Administration officials acknowledge that many of Mr. Biden’s programs to help hard-hit communities are still in their infancy, and that it may be difficult to assess their effects yet. But Ms. Brainard, in an interview ahead of the speech, said it was fair for Mr. Biden to claim credit for gains in areas like Allentown and Milwaukee.
“In many left-behind communities, unemployment rates have been well above the national average for years,” she said. “And what you’re seeing in those communities now is that unemployment rates have actually moved down below 4 percent, which are, in some cases, a level they haven’t seen in a very long time.”
The unemployment rate in the Allentown area was 3.9 percent in November, according to the Labor Department. That’s down from nearly 9.5 percent after the 2008 financial crisis and 4.2 percent on the eve of the pandemic in February 2020, when Donald J. Trump was president. In November, unemployment was 3.1 percent in the Milwaukee area, the same rate as it was in February 2020, and down from 10 percent after the 2008 recession.
Mr. Trump has long promised on the campaign trail and in the White House to revitalize hard-hit American communities. He is making similar promises as he attempts to defeat Mr. Biden this fall, a counterpoint that looms over the president’s place-based effort.

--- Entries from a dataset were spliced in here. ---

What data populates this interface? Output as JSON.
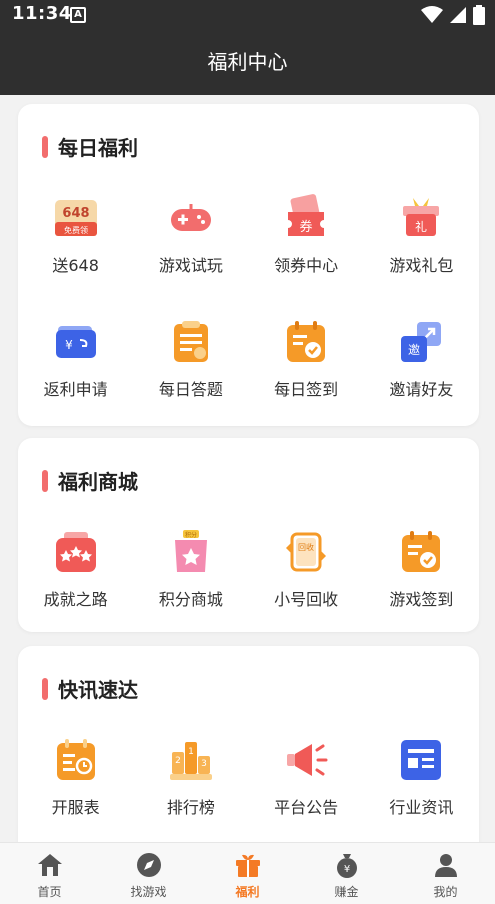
{
  "status_bar": {
    "time": "11:34",
    "app_badge": "A"
  },
  "header": {
    "title": "福利中心"
  },
  "sections": [
    {
      "title": "每日福利",
      "items": [
        {
          "label": "送648",
          "icon": "coupon-648-icon",
          "icon_badge_top": "648",
          "icon_badge_bottom": "免费领"
        },
        {
          "label": "游戏试玩",
          "icon": "gamepad-icon"
        },
        {
          "label": "领券中心",
          "icon": "ticket-icon",
          "icon_text": "券"
        },
        {
          "label": "游戏礼包",
          "icon": "gift-box-icon",
          "icon_text": "礼"
        },
        {
          "label": "返利申请",
          "icon": "wallet-rebate-icon",
          "icon_text": "¥"
        },
        {
          "label": "每日答题",
          "icon": "quiz-clipboard-icon"
        },
        {
          "label": "每日签到",
          "icon": "calendar-check-icon"
        },
        {
          "label": "邀请好友",
          "icon": "invite-icon",
          "icon_text": "邀"
        }
      ]
    },
    {
      "title": "福利商城",
      "items": [
        {
          "label": "成就之路",
          "icon": "achievement-stars-icon"
        },
        {
          "label": "积分商城",
          "icon": "points-bag-icon",
          "icon_text": "积分"
        },
        {
          "label": "小号回收",
          "icon": "recycle-icon",
          "icon_text": "回收"
        },
        {
          "label": "游戏签到",
          "icon": "game-checkin-icon"
        }
      ]
    },
    {
      "title": "快讯速达",
      "items": [
        {
          "label": "开服表",
          "icon": "server-schedule-icon"
        },
        {
          "label": "排行榜",
          "icon": "ranking-podium-icon"
        },
        {
          "label": "平台公告",
          "icon": "megaphone-icon"
        },
        {
          "label": "行业资讯",
          "icon": "news-icon"
        }
      ]
    }
  ],
  "tabs": [
    {
      "label": "首页",
      "icon": "home-icon",
      "active": false
    },
    {
      "label": "找游戏",
      "icon": "compass-icon",
      "active": false
    },
    {
      "label": "福利",
      "icon": "gift-icon",
      "active": true
    },
    {
      "label": "赚金",
      "icon": "money-bag-icon",
      "active": false
    },
    {
      "label": "我的",
      "icon": "user-icon",
      "active": false
    }
  ],
  "colors": {
    "header_bg": "#2f2f2f",
    "accent_orange": "#f47a25",
    "section_bar": "#f26d6d",
    "page_bg": "#f2f2f2"
  }
}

While Ms. Brainard will not mention Mr. Trump by name, she plans to cast Mr. Biden’s place-based policies as the antidote to what the administration calls the failed promises of “trickle-down economics,” including those practiced by the previous administration. That term has long been associated with Republican tax policies. By cutting rates on high earners and corporations, conservative economists have long contended, policymakers would stoke fast economic growth that would lift incomes for all workers.